(App and web page records)
# # # # # # #
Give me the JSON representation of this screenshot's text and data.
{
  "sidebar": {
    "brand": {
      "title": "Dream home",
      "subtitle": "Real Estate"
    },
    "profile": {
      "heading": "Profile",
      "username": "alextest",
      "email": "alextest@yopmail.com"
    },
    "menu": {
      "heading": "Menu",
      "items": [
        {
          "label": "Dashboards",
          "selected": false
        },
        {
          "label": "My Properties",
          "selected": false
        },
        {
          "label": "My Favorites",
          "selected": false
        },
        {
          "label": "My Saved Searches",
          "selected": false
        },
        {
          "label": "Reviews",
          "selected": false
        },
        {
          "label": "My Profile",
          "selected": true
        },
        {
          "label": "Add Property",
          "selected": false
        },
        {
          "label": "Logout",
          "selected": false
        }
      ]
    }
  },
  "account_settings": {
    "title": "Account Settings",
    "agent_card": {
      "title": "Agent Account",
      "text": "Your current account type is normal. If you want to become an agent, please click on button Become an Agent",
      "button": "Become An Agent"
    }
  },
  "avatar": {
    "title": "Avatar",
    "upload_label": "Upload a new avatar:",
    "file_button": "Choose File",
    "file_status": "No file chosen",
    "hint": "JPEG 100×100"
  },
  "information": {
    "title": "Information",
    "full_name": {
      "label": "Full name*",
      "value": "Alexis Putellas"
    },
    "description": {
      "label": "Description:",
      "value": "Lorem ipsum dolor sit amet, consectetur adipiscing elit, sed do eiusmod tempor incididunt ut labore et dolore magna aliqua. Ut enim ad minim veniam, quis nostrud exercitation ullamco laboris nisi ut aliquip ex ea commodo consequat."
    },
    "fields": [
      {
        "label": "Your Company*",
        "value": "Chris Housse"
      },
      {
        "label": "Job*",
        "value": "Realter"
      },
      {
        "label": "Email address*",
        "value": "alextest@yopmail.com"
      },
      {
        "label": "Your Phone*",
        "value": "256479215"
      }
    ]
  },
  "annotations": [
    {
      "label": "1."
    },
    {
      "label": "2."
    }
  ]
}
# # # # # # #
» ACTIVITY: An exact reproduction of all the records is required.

» RESPONSE:
Give me the JSON representation of this screenshot's text and data.
{
  "sidebar": {
    "brand": {
      "title": "Dream home",
      "subtitle": "Real Estate"
    },
    "profile": {
      "heading": "Profile",
      "username": "alextest",
      "email": "alextest@yopmail.com"
    },
    "menu": {
      "heading": "Menu",
      "items": [
        {
          "label": "Dashboards",
          "selected": false
        },
        {
          "label": "My Properties",
          "selected": false
        },
        {
          "label": "My Favorites",
          "selected": false
        },
        {
          "label": "My Saved Searches",
          "selected": false
        },
        {
          "label": "Reviews",
          "selected": false
        },
        {
          "label": "My Profile",
          "selected": true
        },
        {
          "label": "Add Property",
          "selected": false
        },
        {
          "label": "Logout",
          "selected": false
        }
      ]
    }
  },
  "account_settings": {
    "title": "Account Settings",
    "agent_card": {
      "title": "Agent Account",
      "text": "Your current account type is normal. If you want to become an agent, please click on button Become an Agent",
      "button": "Become An Agent"
    }
  },
  "avatar": {
    "title": "Avatar",
    "upload_label": "Upload a new avatar:",
    "file_button": "Choose File",
    "file_status": "No file chosen",
    "hint": "JPEG 100×100"
  },
  "information": {
    "title": "Information",
    "full_name": {
      "label": "Full name*",
      "value": "Alexis Putellas"
    },
    "description": {
      "label": "Description:",
      "value": "Lorem ipsum dolor sit amet, consectetur adipiscing elit, sed do eiusmod tempor incididunt ut labore et dolore magna aliqua. Ut enim ad minim veniam, quis nostrud exercitation ullamco laboris nisi ut aliquip ex ea commodo consequat."
    },
    "fields": [
      {
        "label": "Your Company*",
        "value": "Chris Housse"
      },
      {
        "label": "Job*",
        "value": "Realter"
      },
      {
        "label": "Email address*",
        "value": "alextest@yopmail.com"
      },
      {
        "label": "Your Phone*",
        "value": "256479215"
      }
    ]
  },
  "annotations": [
    {
      "label": "1."
    },
    {
      "label": "2."
    }
  ]
}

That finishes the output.